◆ WHAT THIS TASK INVOLVES: Read the records beneath this task and copy every line that contains the string "extra".

◆ RECORDS TO PROCESS:

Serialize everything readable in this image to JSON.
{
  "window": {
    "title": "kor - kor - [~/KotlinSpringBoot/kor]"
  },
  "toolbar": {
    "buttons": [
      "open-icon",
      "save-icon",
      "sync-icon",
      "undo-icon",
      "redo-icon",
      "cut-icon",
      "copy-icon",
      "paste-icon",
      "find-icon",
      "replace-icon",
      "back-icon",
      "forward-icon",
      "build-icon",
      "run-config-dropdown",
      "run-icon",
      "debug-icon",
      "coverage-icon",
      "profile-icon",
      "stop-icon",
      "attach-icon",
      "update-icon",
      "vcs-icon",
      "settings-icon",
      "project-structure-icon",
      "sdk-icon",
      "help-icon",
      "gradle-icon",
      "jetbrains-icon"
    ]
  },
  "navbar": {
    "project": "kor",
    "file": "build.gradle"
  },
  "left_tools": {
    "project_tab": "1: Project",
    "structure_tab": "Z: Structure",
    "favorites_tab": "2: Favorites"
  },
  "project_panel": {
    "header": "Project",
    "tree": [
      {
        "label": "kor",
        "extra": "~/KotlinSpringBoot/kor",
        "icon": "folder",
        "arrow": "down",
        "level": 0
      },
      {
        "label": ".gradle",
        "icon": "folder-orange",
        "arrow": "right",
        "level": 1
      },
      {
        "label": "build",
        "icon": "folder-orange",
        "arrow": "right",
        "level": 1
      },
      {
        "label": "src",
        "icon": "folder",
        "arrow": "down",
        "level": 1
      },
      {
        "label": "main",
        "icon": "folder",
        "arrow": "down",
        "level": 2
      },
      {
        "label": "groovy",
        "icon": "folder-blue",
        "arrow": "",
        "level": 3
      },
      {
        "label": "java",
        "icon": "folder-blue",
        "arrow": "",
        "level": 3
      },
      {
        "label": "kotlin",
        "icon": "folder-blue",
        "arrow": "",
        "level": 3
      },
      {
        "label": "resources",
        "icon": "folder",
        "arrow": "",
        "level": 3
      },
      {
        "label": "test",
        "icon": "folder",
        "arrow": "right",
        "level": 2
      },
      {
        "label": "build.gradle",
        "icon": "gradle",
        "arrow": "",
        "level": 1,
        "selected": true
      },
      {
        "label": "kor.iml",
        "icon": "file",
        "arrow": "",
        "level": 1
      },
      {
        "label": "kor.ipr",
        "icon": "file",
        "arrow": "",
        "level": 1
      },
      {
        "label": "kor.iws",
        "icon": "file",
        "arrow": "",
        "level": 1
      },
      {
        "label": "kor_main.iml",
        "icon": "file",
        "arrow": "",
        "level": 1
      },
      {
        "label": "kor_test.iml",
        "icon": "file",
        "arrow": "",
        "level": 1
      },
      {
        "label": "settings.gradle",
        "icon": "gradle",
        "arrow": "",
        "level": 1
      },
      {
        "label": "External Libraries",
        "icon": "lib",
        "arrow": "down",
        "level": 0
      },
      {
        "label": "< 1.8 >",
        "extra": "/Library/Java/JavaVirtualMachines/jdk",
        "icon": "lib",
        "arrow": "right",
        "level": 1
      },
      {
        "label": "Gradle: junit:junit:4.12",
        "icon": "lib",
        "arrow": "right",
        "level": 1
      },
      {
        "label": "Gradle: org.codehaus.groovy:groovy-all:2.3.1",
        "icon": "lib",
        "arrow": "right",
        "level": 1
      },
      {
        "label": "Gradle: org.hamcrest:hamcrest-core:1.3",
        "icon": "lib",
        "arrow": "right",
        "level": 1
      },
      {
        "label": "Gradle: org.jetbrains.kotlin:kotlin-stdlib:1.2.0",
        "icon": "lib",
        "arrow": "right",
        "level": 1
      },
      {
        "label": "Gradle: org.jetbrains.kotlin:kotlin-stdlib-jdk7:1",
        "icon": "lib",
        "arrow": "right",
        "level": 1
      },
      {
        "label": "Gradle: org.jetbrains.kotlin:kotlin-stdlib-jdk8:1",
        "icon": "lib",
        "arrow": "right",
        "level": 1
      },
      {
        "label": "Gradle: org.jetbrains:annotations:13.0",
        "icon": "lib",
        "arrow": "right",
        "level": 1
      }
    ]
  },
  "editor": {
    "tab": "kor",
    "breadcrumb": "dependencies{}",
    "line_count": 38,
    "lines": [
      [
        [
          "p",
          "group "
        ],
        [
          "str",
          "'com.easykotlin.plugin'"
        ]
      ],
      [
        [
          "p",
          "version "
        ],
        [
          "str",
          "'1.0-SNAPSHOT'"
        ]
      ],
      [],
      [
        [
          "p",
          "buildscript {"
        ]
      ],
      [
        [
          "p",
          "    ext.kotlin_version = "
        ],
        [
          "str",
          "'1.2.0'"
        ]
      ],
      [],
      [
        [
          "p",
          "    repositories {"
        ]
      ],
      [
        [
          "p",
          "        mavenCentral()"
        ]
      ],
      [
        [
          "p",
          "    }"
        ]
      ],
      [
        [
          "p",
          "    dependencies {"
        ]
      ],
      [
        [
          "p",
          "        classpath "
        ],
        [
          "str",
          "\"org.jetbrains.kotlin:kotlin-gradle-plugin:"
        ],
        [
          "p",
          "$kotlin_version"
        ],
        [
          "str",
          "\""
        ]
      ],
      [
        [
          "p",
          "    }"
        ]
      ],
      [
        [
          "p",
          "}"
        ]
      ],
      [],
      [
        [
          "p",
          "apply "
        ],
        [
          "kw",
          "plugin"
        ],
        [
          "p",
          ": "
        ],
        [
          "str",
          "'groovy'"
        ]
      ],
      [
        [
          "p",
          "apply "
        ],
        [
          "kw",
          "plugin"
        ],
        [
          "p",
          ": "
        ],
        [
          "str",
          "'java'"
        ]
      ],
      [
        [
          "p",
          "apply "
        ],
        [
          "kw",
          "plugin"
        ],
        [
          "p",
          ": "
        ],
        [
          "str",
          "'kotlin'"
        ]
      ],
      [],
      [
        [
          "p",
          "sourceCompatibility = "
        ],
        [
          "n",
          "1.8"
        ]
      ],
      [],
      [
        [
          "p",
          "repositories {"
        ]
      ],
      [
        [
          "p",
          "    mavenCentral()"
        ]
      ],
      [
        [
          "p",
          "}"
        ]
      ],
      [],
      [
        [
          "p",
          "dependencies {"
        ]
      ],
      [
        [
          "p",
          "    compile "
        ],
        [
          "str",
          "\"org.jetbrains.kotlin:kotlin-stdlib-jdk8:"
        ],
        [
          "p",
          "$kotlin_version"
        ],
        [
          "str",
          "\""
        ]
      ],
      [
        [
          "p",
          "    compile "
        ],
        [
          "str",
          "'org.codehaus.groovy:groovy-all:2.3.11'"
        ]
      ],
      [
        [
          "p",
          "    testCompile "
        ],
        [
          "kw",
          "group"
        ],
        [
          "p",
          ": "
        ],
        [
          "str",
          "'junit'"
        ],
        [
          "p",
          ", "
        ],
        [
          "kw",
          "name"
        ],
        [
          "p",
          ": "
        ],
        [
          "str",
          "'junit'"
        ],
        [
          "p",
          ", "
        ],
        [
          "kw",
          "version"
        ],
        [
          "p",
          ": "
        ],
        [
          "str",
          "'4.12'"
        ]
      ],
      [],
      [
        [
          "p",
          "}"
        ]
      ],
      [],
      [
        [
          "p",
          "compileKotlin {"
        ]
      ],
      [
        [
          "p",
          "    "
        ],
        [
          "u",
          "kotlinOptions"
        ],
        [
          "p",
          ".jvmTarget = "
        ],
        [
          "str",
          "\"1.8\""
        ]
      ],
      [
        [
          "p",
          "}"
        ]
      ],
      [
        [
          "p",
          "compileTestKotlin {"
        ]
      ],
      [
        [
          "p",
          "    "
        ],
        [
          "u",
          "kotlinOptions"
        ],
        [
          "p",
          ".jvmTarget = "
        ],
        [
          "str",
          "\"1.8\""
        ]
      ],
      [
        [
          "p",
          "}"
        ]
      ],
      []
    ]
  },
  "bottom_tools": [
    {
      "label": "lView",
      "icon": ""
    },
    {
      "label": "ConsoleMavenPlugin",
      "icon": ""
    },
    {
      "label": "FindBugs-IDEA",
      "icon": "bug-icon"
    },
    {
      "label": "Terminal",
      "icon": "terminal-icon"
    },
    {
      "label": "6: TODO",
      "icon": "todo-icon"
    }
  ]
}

◆ RESULT OF THE EXERCISE:
        "extra": "~/KotlinSpringBoot/kor",
        "extra": "/Library/Java/JavaVirtualMachines/jdk",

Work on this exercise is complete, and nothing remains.